CHICAGO — The City Council overwhelmingly approved Mayor Emanuel's $8.3 billion budget for 2013 on Thursday, but three holdouts voted "no."
Emanuel's first city budget, last year, passed unanimously after closing a budget gap of $636 million. The 2013 budget approved Thursday closed a $369 million gap, and several aldermen pointed out that — with no new taxes or fees — it was a "no-brainer" of a vote compared with a year ago.
Yet Ald. Bob Fioretti (2nd) argued against passage, saying, "A budget may be fiscally sound, but our priorities may be wrong." He said the $20 million in cuts from layoffs were "eliminating middle-class jobs here" and dismissed the 457 new police recruits added by the end of the year when compared to the approximately 500 officers who retire annually.
"Are we keeping pace with retirements?" Fioretti asked. "Do we have enough resources?"
Fioretti was joined in voting "no" by Ald. Scott Waguespack (32nd) and Ald. John Arena (45th), but neither spoke out against the budget on the floor.
Ald. Joe Moore (49th) countered that each officer costs the city an estimated $60,000 and that adding 1,000 — as some have suggested with the rising homicide rate — would mean an extra $60 million.
"When we talk about needing more police officers, we also need to talk about the cost," he said. "This budget is about as nearly perfect as you could get."
Some aldermen sought a united vote to approve.
"A vote 'no' on this budget," said Ald. Edward Burke (14th), "does nothing to cure those shortcomings that have been identified."
Yet Ald. Patrick O'Connor (40th), Emanuel's floor leader, pointed out there are actually more police on the street than there were eight years ago, thanks to departmentwide redeployment, and that the lack of lockstep unanimity was a sign of health in the council and that "the crisis has passed."
He said aldermen felt compelled to back each other with last year's increase in fees and taxes. "The luxury of dissent has crept back into the body," he said. "That's not a bad thing."
Ald. Richard Mell (33rd) cheered Emanuel and his budget. "You have righted a ship that was headed for the rocks," he said.
"This is a budget that builds on the tough decisions we made in the first budget," Emanuel said. He trumpeted there were no new fees or taxes and the entire phasing out of the employee head tax, a drain on businesses since the mid-'70s. He pointed to the new Small Business Center as a way to cut red tape, and to enhanced afterschool and early childhood education programs.
"Not only are we correcting the past, but we're investing in shaping the future," Emanuel said of the budget. "It invests in children, the single greatest asset for our future. Other cities are cutting back on their children. They're balancing their budgets on the back of children."
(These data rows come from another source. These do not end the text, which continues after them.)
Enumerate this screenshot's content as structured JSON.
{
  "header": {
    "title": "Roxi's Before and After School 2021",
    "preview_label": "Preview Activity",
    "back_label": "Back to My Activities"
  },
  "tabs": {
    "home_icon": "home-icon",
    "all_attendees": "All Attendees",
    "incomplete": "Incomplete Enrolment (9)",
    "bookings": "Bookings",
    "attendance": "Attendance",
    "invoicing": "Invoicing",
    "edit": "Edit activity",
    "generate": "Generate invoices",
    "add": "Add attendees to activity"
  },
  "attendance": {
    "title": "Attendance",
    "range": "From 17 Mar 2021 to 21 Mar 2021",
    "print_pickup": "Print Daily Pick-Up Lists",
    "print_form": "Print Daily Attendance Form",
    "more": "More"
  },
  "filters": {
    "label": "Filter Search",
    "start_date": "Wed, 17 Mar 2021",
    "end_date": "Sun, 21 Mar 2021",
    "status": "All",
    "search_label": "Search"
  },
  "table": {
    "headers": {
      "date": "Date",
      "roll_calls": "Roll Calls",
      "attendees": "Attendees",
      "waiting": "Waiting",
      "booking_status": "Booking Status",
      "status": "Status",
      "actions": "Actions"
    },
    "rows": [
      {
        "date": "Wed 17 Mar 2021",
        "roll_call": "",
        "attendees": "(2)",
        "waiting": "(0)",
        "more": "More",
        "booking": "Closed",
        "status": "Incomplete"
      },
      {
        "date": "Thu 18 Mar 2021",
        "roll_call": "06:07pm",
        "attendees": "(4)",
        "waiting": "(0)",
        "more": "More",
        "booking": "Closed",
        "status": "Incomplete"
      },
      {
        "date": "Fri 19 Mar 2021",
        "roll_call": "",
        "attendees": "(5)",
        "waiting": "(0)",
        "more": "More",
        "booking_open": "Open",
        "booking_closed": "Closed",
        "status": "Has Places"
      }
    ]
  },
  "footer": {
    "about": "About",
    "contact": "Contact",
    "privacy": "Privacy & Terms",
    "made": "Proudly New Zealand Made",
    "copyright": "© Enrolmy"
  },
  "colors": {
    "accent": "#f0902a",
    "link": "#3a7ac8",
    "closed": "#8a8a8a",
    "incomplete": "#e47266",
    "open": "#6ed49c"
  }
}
Ald. Sandi Jackson (7th) was the lone member of the council not to attend Thursday's meeting. She's been dogged by the health woes of her husband, U.S. Rep. Jesse Jackson Jr. (D-Chicago), and a federal investigation into his use of campaign funds that has spread to include Ald. Jackson according to reports.